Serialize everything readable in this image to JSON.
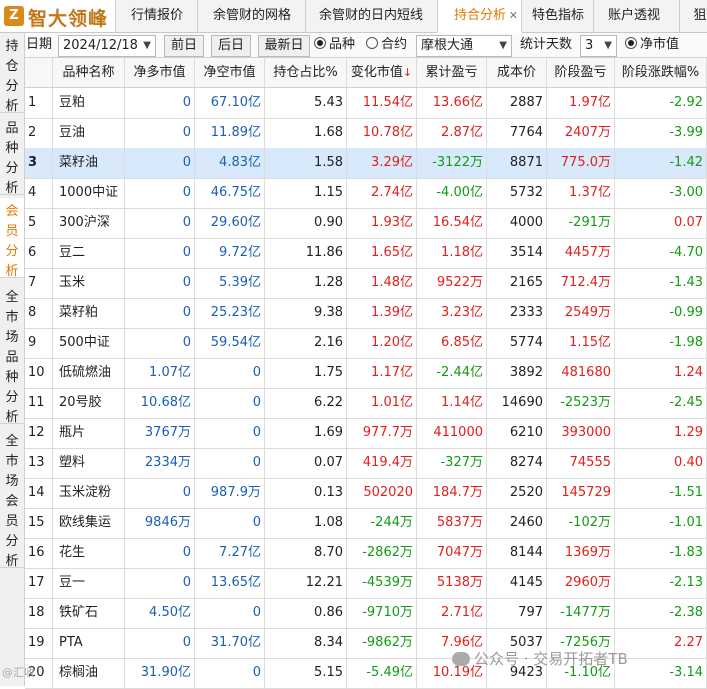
{
  "app": {
    "logo_text": "智大领峰",
    "logo_mark": "Z"
  },
  "tabs": [
    {
      "label": "行情报价",
      "active": false
    },
    {
      "label": "余管财的网格",
      "active": false
    },
    {
      "label": "余管财的日内短线",
      "active": false
    },
    {
      "label": "持合分析",
      "active": true,
      "close": "✕"
    },
    {
      "label": "特色指标",
      "active": false
    },
    {
      "label": "账户透视",
      "active": false
    },
    {
      "label": "狙",
      "active": false
    }
  ],
  "leftnav": [
    {
      "label": "持仓分析",
      "active": false
    },
    {
      "label": "品种分析",
      "active": false
    },
    {
      "label": "会员分析",
      "active": true
    },
    {
      "label": "全市场品种分析",
      "active": false
    },
    {
      "label": "全市场会员分析",
      "active": false
    }
  ],
  "toolbar": {
    "date_label": "日期",
    "date_value": "2024/12/18",
    "prev_day": "前日",
    "next_day": "后日",
    "latest_day": "最新日",
    "radio_variety": "品种",
    "radio_contract": "合约",
    "member_value": "摩根大通",
    "stat_days_label": "统计天数",
    "stat_days_value": "3",
    "radio_net_value": "净市值"
  },
  "colors": {
    "accent": "#e07a00",
    "red": "#e0201c",
    "green": "#139b13",
    "blue": "#1a5fb4",
    "selected_row": "#d7e9fb"
  },
  "table": {
    "headers": [
      "",
      "品种名称",
      "净多市值",
      "净空市值",
      "持仓占比%",
      "变化市值",
      "累计盈亏",
      "成本价",
      "阶段盈亏",
      "阶段涨跌幅%"
    ],
    "sort_indicator": "↓",
    "rows": [
      {
        "no": "1",
        "name": "豆粕",
        "long": "0",
        "short": "67.10亿",
        "pct": "5.43",
        "chg": "11.54亿",
        "cum": "13.66亿",
        "cost": "2887",
        "stage": "1.97亿",
        "stage_pct": "-2.92"
      },
      {
        "no": "2",
        "name": "豆油",
        "long": "0",
        "short": "11.89亿",
        "pct": "1.68",
        "chg": "10.78亿",
        "cum": "2.87亿",
        "cost": "7764",
        "stage": "2407万",
        "stage_pct": "-3.99"
      },
      {
        "no": "3",
        "name": "菜籽油",
        "long": "0",
        "short": "4.83亿",
        "pct": "1.58",
        "chg": "3.29亿",
        "cum": "-3122万",
        "cost": "8871",
        "stage": "775.0万",
        "stage_pct": "-1.42"
      },
      {
        "no": "4",
        "name": "1000中证",
        "long": "0",
        "short": "46.75亿",
        "pct": "1.15",
        "chg": "2.74亿",
        "cum": "-4.00亿",
        "cost": "5732",
        "stage": "1.37亿",
        "stage_pct": "-3.00"
      },
      {
        "no": "5",
        "name": "300沪深",
        "long": "0",
        "short": "29.60亿",
        "pct": "0.90",
        "chg": "1.93亿",
        "cum": "16.54亿",
        "cost": "4000",
        "stage": "-291万",
        "stage_pct": "0.07"
      },
      {
        "no": "6",
        "name": "豆二",
        "long": "0",
        "short": "9.72亿",
        "pct": "11.86",
        "chg": "1.65亿",
        "cum": "1.18亿",
        "cost": "3514",
        "stage": "4457万",
        "stage_pct": "-4.70"
      },
      {
        "no": "7",
        "name": "玉米",
        "long": "0",
        "short": "5.39亿",
        "pct": "1.28",
        "chg": "1.48亿",
        "cum": "9522万",
        "cost": "2165",
        "stage": "712.4万",
        "stage_pct": "-1.43"
      },
      {
        "no": "8",
        "name": "菜籽粕",
        "long": "0",
        "short": "25.23亿",
        "pct": "9.38",
        "chg": "1.39亿",
        "cum": "3.23亿",
        "cost": "2333",
        "stage": "2549万",
        "stage_pct": "-0.99"
      },
      {
        "no": "9",
        "name": "500中证",
        "long": "0",
        "short": "59.54亿",
        "pct": "2.16",
        "chg": "1.20亿",
        "cum": "6.85亿",
        "cost": "5774",
        "stage": "1.15亿",
        "stage_pct": "-1.98"
      },
      {
        "no": "10",
        "name": "低硫燃油",
        "long": "1.07亿",
        "short": "0",
        "pct": "1.75",
        "chg": "1.17亿",
        "cum": "-2.44亿",
        "cost": "3892",
        "stage": "481680",
        "stage_pct": "1.24"
      },
      {
        "no": "11",
        "name": "20号胶",
        "long": "10.68亿",
        "short": "0",
        "pct": "6.22",
        "chg": "1.01亿",
        "cum": "1.14亿",
        "cost": "14690",
        "stage": "-2523万",
        "stage_pct": "-2.45"
      },
      {
        "no": "12",
        "name": "瓶片",
        "long": "3767万",
        "short": "0",
        "pct": "1.69",
        "chg": "977.7万",
        "cum": "411000",
        "cost": "6210",
        "stage": "393000",
        "stage_pct": "1.29"
      },
      {
        "no": "13",
        "name": "塑料",
        "long": "2334万",
        "short": "0",
        "pct": "0.07",
        "chg": "419.4万",
        "cum": "-327万",
        "cost": "8274",
        "stage": "74555",
        "stage_pct": "0.40"
      },
      {
        "no": "14",
        "name": "玉米淀粉",
        "long": "0",
        "short": "987.9万",
        "pct": "0.13",
        "chg": "502020",
        "cum": "184.7万",
        "cost": "2520",
        "stage": "145729",
        "stage_pct": "-1.51"
      },
      {
        "no": "15",
        "name": "欧线集运",
        "long": "9846万",
        "short": "0",
        "pct": "1.08",
        "chg": "-244万",
        "cum": "5837万",
        "cost": "2460",
        "stage": "-102万",
        "stage_pct": "-1.01"
      },
      {
        "no": "16",
        "name": "花生",
        "long": "0",
        "short": "7.27亿",
        "pct": "8.70",
        "chg": "-2862万",
        "cum": "7047万",
        "cost": "8144",
        "stage": "1369万",
        "stage_pct": "-1.83"
      },
      {
        "no": "17",
        "name": "豆一",
        "long": "0",
        "short": "13.65亿",
        "pct": "12.21",
        "chg": "-4539万",
        "cum": "5138万",
        "cost": "4145",
        "stage": "2960万",
        "stage_pct": "-2.13"
      },
      {
        "no": "18",
        "name": "铁矿石",
        "long": "4.50亿",
        "short": "0",
        "pct": "0.86",
        "chg": "-9710万",
        "cum": "2.71亿",
        "cost": "797",
        "stage": "-1477万",
        "stage_pct": "-2.38"
      },
      {
        "no": "19",
        "name": "PTA",
        "long": "0",
        "short": "31.70亿",
        "pct": "8.34",
        "chg": "-9862万",
        "cum": "7.96亿",
        "cost": "5037",
        "stage": "-7256万",
        "stage_pct": "2.27"
      },
      {
        "no": "20",
        "name": "棕榈油",
        "long": "31.90亿",
        "short": "0",
        "pct": "5.15",
        "chg": "-5.49亿",
        "cum": "10.19亿",
        "cost": "9423",
        "stage": "-1.10亿",
        "stage_pct": "-3.14"
      }
    ],
    "selected_row": 2
  },
  "watermark": {
    "text": "公众号 · 交易开拓者TB",
    "left_text": "@汇收"
  }
}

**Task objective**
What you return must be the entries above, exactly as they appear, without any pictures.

**Response to this exercise**
Serialize everything readable in this image to JSON.
{
  "app": {
    "logo_text": "智大领峰",
    "logo_mark": "Z"
  },
  "tabs": [
    {
      "label": "行情报价",
      "active": false
    },
    {
      "label": "余管财的网格",
      "active": false
    },
    {
      "label": "余管财的日内短线",
      "active": false
    },
    {
      "label": "持合分析",
      "active": true,
      "close": "✕"
    },
    {
      "label": "特色指标",
      "active": false
    },
    {
      "label": "账户透视",
      "active": false
    },
    {
      "label": "狙",
      "active": false
    }
  ],
  "leftnav": [
    {
      "label": "持仓分析",
      "active": false
    },
    {
      "label": "品种分析",
      "active": false
    },
    {
      "label": "会员分析",
      "active": true
    },
    {
      "label": "全市场品种分析",
      "active": false
    },
    {
      "label": "全市场会员分析",
      "active": false
    }
  ],
  "toolbar": {
    "date_label": "日期",
    "date_value": "2024/12/18",
    "prev_day": "前日",
    "next_day": "后日",
    "latest_day": "最新日",
    "radio_variety": "品种",
    "radio_contract": "合约",
    "member_value": "摩根大通",
    "stat_days_label": "统计天数",
    "stat_days_value": "3",
    "radio_net_value": "净市值"
  },
  "colors": {
    "accent": "#e07a00",
    "red": "#e0201c",
    "green": "#139b13",
    "blue": "#1a5fb4",
    "selected_row": "#d7e9fb"
  },
  "table": {
    "headers": [
      "",
      "品种名称",
      "净多市值",
      "净空市值",
      "持仓占比%",
      "变化市值",
      "累计盈亏",
      "成本价",
      "阶段盈亏",
      "阶段涨跌幅%"
    ],
    "sort_indicator": "↓",
    "rows": [
      {
        "no": "1",
        "name": "豆粕",
        "long": "0",
        "short": "67.10亿",
        "pct": "5.43",
        "chg": "11.54亿",
        "cum": "13.66亿",
        "cost": "2887",
        "stage": "1.97亿",
        "stage_pct": "-2.92"
      },
      {
        "no": "2",
        "name": "豆油",
        "long": "0",
        "short": "11.89亿",
        "pct": "1.68",
        "chg": "10.78亿",
        "cum": "2.87亿",
        "cost": "7764",
        "stage": "2407万",
        "stage_pct": "-3.99"
      },
      {
        "no": "3",
        "name": "菜籽油",
        "long": "0",
        "short": "4.83亿",
        "pct": "1.58",
        "chg": "3.29亿",
        "cum": "-3122万",
        "cost": "8871",
        "stage": "775.0万",
        "stage_pct": "-1.42"
      },
      {
        "no": "4",
        "name": "1000中证",
        "long": "0",
        "short": "46.75亿",
        "pct": "1.15",
        "chg": "2.74亿",
        "cum": "-4.00亿",
        "cost": "5732",
        "stage": "1.37亿",
        "stage_pct": "-3.00"
      },
      {
        "no": "5",
        "name": "300沪深",
        "long": "0",
        "short": "29.60亿",
        "pct": "0.90",
        "chg": "1.93亿",
        "cum": "16.54亿",
        "cost": "4000",
        "stage": "-291万",
        "stage_pct": "0.07"
      },
      {
        "no": "6",
        "name": "豆二",
        "long": "0",
        "short": "9.72亿",
        "pct": "11.86",
        "chg": "1.65亿",
        "cum": "1.18亿",
        "cost": "3514",
        "stage": "4457万",
        "stage_pct": "-4.70"
      },
      {
        "no": "7",
        "name": "玉米",
        "long": "0",
        "short": "5.39亿",
        "pct": "1.28",
        "chg": "1.48亿",
        "cum": "9522万",
        "cost": "2165",
        "stage": "712.4万",
        "stage_pct": "-1.43"
      },
      {
        "no": "8",
        "name": "菜籽粕",
        "long": "0",
        "short": "25.23亿",
        "pct": "9.38",
        "chg": "1.39亿",
        "cum": "3.23亿",
        "cost": "2333",
        "stage": "2549万",
        "stage_pct": "-0.99"
      },
      {
        "no": "9",
        "name": "500中证",
        "long": "0",
        "short": "59.54亿",
        "pct": "2.16",
        "chg": "1.20亿",
        "cum": "6.85亿",
        "cost": "5774",
        "stage": "1.15亿",
        "stage_pct": "-1.98"
      },
      {
        "no": "10",
        "name": "低硫燃油",
        "long": "1.07亿",
        "short": "0",
        "pct": "1.75",
        "chg": "1.17亿",
        "cum": "-2.44亿",
        "cost": "3892",
        "stage": "481680",
        "stage_pct": "1.24"
      },
      {
        "no": "11",
        "name": "20号胶",
        "long": "10.68亿",
        "short": "0",
        "pct": "6.22",
        "chg": "1.01亿",
        "cum": "1.14亿",
        "cost": "14690",
        "stage": "-2523万",
        "stage_pct": "-2.45"
      },
      {
        "no": "12",
        "name": "瓶片",
        "long": "3767万",
        "short": "0",
        "pct": "1.69",
        "chg": "977.7万",
        "cum": "411000",
        "cost": "6210",
        "stage": "393000",
        "stage_pct": "1.29"
      },
      {
        "no": "13",
        "name": "塑料",
        "long": "2334万",
        "short": "0",
        "pct": "0.07",
        "chg": "419.4万",
        "cum": "-327万",
        "cost": "8274",
        "stage": "74555",
        "stage_pct": "0.40"
      },
      {
        "no": "14",
        "name": "玉米淀粉",
        "long": "0",
        "short": "987.9万",
        "pct": "0.13",
        "chg": "502020",
        "cum": "184.7万",
        "cost": "2520",
        "stage": "145729",
        "stage_pct": "-1.51"
      },
      {
        "no": "15",
        "name": "欧线集运",
        "long": "9846万",
        "short": "0",
        "pct": "1.08",
        "chg": "-244万",
        "cum": "5837万",
        "cost": "2460",
        "stage": "-102万",
        "stage_pct": "-1.01"
      },
      {
        "no": "16",
        "name": "花生",
        "long": "0",
        "short": "7.27亿",
        "pct": "8.70",
        "chg": "-2862万",
        "cum": "7047万",
        "cost": "8144",
        "stage": "1369万",
        "stage_pct": "-1.83"
      },
      {
        "no": "17",
        "name": "豆一",
        "long": "0",
        "short": "13.65亿",
        "pct": "12.21",
        "chg": "-4539万",
        "cum": "5138万",
        "cost": "4145",
        "stage": "2960万",
        "stage_pct": "-2.13"
      },
      {
        "no": "18",
        "name": "铁矿石",
        "long": "4.50亿",
        "short": "0",
        "pct": "0.86",
        "chg": "-9710万",
        "cum": "2.71亿",
        "cost": "797",
        "stage": "-1477万",
        "stage_pct": "-2.38"
      },
      {
        "no": "19",
        "name": "PTA",
        "long": "0",
        "short": "31.70亿",
        "pct": "8.34",
        "chg": "-9862万",
        "cum": "7.96亿",
        "cost": "5037",
        "stage": "-7256万",
        "stage_pct": "2.27"
      },
      {
        "no": "20",
        "name": "棕榈油",
        "long": "31.90亿",
        "short": "0",
        "pct": "5.15",
        "chg": "-5.49亿",
        "cum": "10.19亿",
        "cost": "9423",
        "stage": "-1.10亿",
        "stage_pct": "-3.14"
      }
    ],
    "selected_row": 2
  },
  "watermark": {
    "text": "公众号 · 交易开拓者TB",
    "left_text": "@汇收"
  }
}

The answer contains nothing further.